*Assignment*
Please say how many lines in the records below contain the word "Tiršovoj", giving only the number.

*Data*
○ ○ ○ ○
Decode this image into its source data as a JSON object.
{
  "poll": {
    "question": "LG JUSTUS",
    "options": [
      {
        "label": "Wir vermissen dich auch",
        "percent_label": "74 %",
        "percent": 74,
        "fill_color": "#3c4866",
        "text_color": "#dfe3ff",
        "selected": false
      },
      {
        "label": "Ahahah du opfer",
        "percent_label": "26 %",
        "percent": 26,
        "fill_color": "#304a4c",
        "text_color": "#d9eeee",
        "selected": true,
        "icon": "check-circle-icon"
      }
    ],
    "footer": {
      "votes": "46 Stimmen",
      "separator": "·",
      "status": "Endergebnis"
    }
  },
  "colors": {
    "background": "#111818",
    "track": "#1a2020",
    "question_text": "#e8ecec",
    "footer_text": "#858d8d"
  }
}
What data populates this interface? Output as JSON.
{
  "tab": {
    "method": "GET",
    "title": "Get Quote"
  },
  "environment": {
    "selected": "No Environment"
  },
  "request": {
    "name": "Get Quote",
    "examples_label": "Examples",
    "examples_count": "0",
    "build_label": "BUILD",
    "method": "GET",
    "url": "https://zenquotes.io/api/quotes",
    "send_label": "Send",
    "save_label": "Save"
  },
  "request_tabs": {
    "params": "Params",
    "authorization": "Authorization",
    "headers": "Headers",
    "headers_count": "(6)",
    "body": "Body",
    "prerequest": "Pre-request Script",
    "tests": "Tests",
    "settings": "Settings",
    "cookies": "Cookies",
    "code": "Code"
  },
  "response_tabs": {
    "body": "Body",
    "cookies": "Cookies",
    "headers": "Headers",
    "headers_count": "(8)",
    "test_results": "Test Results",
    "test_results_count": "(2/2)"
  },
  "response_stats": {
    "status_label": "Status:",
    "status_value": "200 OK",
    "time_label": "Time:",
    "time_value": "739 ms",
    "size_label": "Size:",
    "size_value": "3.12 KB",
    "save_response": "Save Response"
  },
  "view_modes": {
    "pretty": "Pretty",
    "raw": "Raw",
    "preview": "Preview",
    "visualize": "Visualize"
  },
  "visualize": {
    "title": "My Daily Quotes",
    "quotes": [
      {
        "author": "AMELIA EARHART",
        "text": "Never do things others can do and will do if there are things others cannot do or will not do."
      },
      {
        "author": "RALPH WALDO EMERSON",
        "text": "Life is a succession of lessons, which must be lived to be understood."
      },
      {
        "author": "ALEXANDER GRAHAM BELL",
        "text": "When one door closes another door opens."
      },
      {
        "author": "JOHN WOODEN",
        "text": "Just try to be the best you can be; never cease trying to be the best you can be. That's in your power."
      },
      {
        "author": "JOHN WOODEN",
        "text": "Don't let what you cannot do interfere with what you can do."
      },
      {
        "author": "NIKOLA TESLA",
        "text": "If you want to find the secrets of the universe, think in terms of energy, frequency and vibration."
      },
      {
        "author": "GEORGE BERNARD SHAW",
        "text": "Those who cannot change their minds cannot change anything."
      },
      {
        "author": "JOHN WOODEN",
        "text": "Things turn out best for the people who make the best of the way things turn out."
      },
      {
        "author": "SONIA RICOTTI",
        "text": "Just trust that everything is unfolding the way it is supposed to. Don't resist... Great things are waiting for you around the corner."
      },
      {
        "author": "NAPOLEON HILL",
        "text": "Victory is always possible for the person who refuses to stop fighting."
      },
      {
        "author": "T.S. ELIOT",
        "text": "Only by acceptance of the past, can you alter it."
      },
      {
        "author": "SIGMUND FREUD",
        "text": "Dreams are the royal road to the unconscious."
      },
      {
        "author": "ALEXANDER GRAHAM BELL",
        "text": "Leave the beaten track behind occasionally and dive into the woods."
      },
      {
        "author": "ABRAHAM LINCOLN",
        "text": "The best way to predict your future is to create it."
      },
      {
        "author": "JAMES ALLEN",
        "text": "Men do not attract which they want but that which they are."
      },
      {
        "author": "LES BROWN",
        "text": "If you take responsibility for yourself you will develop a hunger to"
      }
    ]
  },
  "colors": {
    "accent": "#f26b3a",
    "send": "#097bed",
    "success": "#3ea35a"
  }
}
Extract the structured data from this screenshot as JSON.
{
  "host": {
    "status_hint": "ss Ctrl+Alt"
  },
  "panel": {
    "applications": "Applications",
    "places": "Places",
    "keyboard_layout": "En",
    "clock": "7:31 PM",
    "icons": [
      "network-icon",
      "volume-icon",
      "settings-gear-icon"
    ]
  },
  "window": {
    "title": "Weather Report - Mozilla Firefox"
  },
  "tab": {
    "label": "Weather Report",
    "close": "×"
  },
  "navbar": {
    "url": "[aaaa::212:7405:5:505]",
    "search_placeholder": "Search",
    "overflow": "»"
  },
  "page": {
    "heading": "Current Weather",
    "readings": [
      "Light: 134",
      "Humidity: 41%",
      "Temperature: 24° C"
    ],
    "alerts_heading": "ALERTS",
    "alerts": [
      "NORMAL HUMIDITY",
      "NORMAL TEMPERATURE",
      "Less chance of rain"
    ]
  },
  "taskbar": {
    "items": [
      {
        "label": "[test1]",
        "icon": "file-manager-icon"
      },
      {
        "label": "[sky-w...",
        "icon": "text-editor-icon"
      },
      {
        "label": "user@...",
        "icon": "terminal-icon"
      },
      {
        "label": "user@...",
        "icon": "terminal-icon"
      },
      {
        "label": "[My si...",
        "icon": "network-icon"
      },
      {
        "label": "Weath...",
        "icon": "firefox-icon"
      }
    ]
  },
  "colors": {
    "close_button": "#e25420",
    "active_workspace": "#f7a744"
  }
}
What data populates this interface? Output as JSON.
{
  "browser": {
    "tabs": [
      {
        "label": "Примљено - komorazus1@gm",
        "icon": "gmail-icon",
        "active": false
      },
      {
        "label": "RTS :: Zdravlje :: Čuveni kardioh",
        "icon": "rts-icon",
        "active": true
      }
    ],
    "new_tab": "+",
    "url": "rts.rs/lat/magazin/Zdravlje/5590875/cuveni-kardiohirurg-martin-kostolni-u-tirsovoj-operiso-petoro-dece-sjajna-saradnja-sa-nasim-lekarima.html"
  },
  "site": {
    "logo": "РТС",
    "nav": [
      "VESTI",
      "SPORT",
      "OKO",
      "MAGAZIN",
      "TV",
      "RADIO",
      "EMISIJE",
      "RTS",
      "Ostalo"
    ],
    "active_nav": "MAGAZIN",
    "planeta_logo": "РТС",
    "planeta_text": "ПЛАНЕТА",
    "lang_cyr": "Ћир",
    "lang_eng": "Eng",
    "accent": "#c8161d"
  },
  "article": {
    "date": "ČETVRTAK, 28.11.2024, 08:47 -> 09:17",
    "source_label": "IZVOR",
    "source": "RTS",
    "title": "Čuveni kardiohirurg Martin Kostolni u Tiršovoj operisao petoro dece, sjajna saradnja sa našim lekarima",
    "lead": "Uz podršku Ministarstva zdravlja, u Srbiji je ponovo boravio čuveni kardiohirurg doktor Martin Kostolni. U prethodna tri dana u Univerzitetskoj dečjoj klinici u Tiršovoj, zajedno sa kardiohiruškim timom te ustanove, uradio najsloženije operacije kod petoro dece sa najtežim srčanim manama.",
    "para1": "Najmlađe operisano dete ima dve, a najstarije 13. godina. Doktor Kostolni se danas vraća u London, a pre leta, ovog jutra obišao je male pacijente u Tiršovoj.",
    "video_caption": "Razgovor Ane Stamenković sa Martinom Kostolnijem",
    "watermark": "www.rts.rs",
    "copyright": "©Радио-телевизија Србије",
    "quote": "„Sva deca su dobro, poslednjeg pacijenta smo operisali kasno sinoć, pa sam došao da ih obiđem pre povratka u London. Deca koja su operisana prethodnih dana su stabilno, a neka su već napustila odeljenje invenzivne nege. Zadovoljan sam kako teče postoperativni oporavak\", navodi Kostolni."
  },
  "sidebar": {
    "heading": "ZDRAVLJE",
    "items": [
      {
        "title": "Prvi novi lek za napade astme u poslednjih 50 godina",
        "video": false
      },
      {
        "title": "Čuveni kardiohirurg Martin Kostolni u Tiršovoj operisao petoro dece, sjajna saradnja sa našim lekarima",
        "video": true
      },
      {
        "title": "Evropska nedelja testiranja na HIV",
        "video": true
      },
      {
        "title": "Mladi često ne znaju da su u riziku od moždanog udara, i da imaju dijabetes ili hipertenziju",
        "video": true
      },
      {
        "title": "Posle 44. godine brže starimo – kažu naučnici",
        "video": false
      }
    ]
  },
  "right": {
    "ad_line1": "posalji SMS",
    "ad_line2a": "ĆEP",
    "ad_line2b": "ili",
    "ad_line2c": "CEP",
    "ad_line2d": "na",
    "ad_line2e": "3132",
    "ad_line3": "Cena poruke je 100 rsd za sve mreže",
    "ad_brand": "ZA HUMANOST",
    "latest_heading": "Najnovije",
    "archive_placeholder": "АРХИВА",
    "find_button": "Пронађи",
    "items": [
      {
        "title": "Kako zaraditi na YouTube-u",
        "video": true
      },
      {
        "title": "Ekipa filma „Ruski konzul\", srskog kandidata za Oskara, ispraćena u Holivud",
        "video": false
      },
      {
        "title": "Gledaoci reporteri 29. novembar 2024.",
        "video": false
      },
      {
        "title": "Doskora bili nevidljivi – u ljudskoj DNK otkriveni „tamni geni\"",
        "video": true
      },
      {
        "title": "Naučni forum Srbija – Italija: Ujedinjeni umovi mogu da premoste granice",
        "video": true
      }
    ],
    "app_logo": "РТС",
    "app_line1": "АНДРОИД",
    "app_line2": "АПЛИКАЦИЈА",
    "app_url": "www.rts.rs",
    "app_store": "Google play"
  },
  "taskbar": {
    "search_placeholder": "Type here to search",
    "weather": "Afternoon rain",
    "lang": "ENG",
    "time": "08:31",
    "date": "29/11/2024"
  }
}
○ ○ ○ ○
*Exercise response*
4